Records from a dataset
----

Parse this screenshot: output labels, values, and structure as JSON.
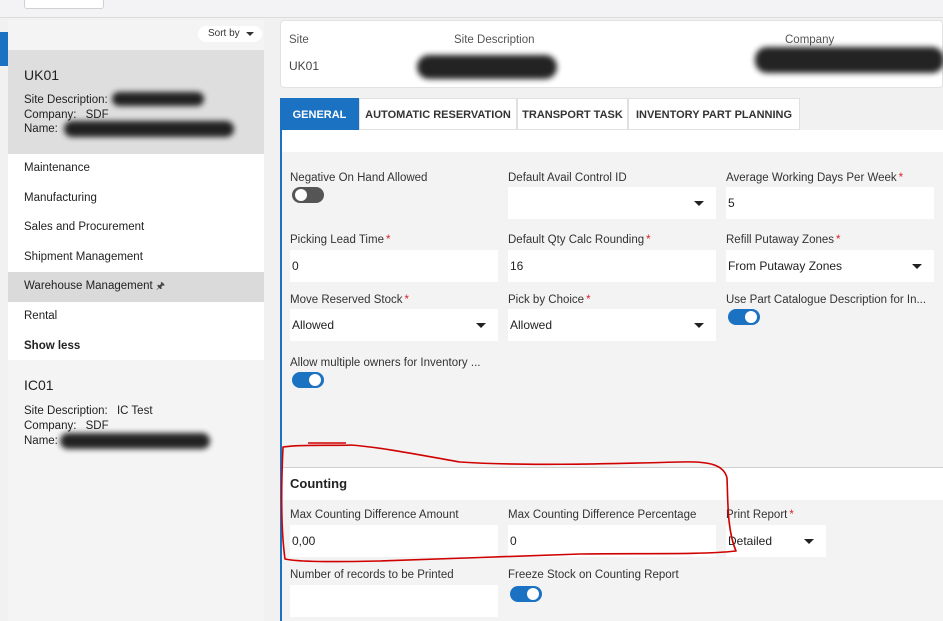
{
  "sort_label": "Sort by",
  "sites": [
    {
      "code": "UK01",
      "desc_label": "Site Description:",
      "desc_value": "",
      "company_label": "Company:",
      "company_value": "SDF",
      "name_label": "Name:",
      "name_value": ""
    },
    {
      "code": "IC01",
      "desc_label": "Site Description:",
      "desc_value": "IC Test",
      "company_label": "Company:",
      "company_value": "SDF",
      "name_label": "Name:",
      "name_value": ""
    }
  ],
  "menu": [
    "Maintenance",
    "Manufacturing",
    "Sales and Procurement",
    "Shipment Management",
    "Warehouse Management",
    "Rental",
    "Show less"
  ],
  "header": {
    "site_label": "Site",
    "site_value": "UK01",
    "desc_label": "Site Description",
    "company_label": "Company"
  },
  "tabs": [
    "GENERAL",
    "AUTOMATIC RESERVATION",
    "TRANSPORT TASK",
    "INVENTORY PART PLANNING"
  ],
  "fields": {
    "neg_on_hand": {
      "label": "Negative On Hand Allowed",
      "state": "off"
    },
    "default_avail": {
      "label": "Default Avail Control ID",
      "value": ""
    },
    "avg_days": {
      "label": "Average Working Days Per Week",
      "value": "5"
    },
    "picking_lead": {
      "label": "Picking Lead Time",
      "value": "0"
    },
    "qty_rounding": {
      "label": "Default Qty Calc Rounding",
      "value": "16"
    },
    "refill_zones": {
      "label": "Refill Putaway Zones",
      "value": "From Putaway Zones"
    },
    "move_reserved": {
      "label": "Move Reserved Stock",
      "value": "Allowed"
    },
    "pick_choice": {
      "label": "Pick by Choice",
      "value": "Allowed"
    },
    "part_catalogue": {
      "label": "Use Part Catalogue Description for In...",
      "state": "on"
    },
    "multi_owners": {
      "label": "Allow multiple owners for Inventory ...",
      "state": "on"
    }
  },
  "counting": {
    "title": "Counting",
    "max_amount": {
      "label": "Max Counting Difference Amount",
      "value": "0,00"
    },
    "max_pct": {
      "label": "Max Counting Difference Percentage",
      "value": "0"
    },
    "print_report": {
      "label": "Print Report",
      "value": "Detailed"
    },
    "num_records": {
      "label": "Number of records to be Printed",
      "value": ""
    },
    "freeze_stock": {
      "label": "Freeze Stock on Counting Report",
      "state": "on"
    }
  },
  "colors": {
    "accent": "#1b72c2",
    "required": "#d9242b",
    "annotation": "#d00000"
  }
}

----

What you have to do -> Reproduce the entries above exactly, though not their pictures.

Response to the exercise ->
Parse this screenshot: output labels, values, and structure as JSON.
{
  "sort_label": "Sort by",
  "sites": [
    {
      "code": "UK01",
      "desc_label": "Site Description:",
      "desc_value": "",
      "company_label": "Company:",
      "company_value": "SDF",
      "name_label": "Name:",
      "name_value": ""
    },
    {
      "code": "IC01",
      "desc_label": "Site Description:",
      "desc_value": "IC Test",
      "company_label": "Company:",
      "company_value": "SDF",
      "name_label": "Name:",
      "name_value": ""
    }
  ],
  "menu": [
    "Maintenance",
    "Manufacturing",
    "Sales and Procurement",
    "Shipment Management",
    "Warehouse Management",
    "Rental",
    "Show less"
  ],
  "header": {
    "site_label": "Site",
    "site_value": "UK01",
    "desc_label": "Site Description",
    "company_label": "Company"
  },
  "tabs": [
    "GENERAL",
    "AUTOMATIC RESERVATION",
    "TRANSPORT TASK",
    "INVENTORY PART PLANNING"
  ],
  "fields": {
    "neg_on_hand": {
      "label": "Negative On Hand Allowed",
      "state": "off"
    },
    "default_avail": {
      "label": "Default Avail Control ID",
      "value": ""
    },
    "avg_days": {
      "label": "Average Working Days Per Week",
      "value": "5"
    },
    "picking_lead": {
      "label": "Picking Lead Time",
      "value": "0"
    },
    "qty_rounding": {
      "label": "Default Qty Calc Rounding",
      "value": "16"
    },
    "refill_zones": {
      "label": "Refill Putaway Zones",
      "value": "From Putaway Zones"
    },
    "move_reserved": {
      "label": "Move Reserved Stock",
      "value": "Allowed"
    },
    "pick_choice": {
      "label": "Pick by Choice",
      "value": "Allowed"
    },
    "part_catalogue": {
      "label": "Use Part Catalogue Description for In...",
      "state": "on"
    },
    "multi_owners": {
      "label": "Allow multiple owners for Inventory ...",
      "state": "on"
    }
  },
  "counting": {
    "title": "Counting",
    "max_amount": {
      "label": "Max Counting Difference Amount",
      "value": "0,00"
    },
    "max_pct": {
      "label": "Max Counting Difference Percentage",
      "value": "0"
    },
    "print_report": {
      "label": "Print Report",
      "value": "Detailed"
    },
    "num_records": {
      "label": "Number of records to be Printed",
      "value": ""
    },
    "freeze_stock": {
      "label": "Freeze Stock on Counting Report",
      "state": "on"
    }
  },
  "colors": {
    "accent": "#1b72c2",
    "required": "#d9242b",
    "annotation": "#d00000"
  }
}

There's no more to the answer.